State school board allows students to say no to animal dissections
There's good news for Michigan students who don't want to dissect animals in the science lab.
The State Board of Education has adopted a policy that schools give students a chance to opt out of animal dissection.
Students who choose not to dissect real animals would instead follow with the class on a computer program.
It's a policy recommendation, not legislation.
John Austin is the president of the board. He said this could potentially save schools money.
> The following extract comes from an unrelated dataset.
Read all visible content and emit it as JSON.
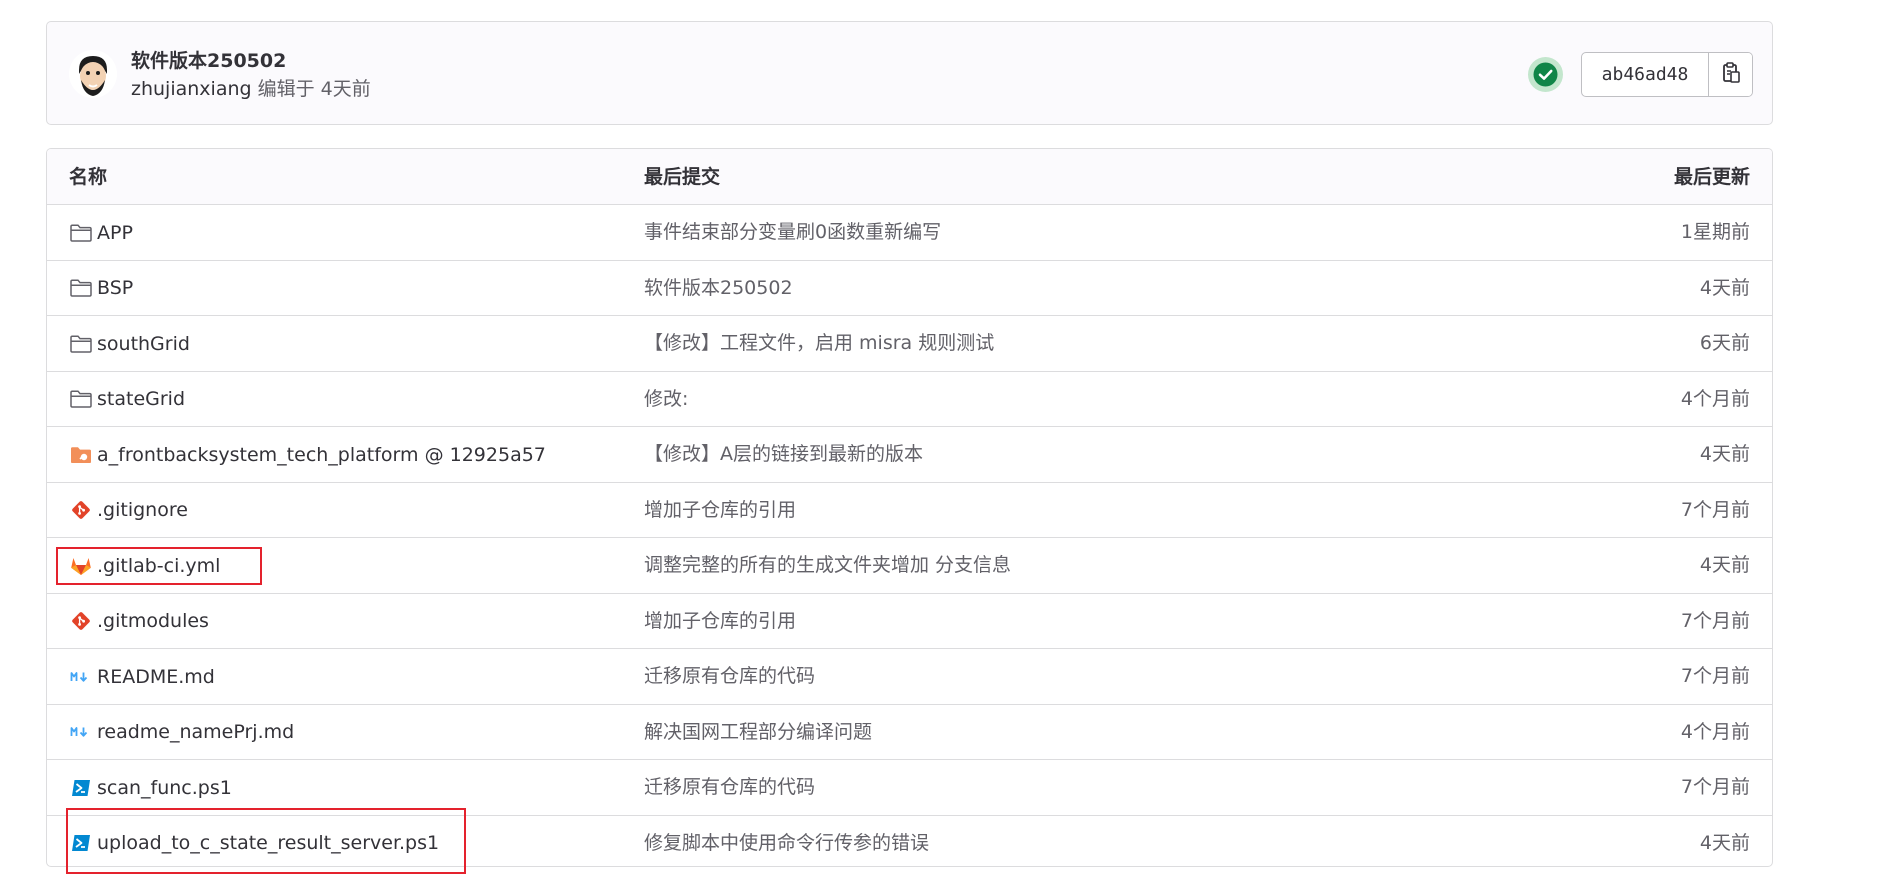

And he added that most medical schools don't use real animal dissections anymore to teach students.
"They use computer simulations during the educational process and so if it’s good enough for preparing our doctors, it’s probably a better approach that we should use in our schools," Austin said.
Michigan joins 21 other states and the District of Columbia that have policies allowing students to opt out of animal dissections.
The animal rights group People for the Ethical Treatment of Animals addressed the board in the spring.
Samantha Suiter is the science education specialist at PETA.
"We’ve seen time and time again that forcing students to dissect animals can be incredibly traumatizing and even deters some of them from pursuing medical or veterinary careers later in life," she said.
The board also said that computer programs can be cheaper than purchasing the cadavers.
– Reem Nasr, Michigan Radio Newsroom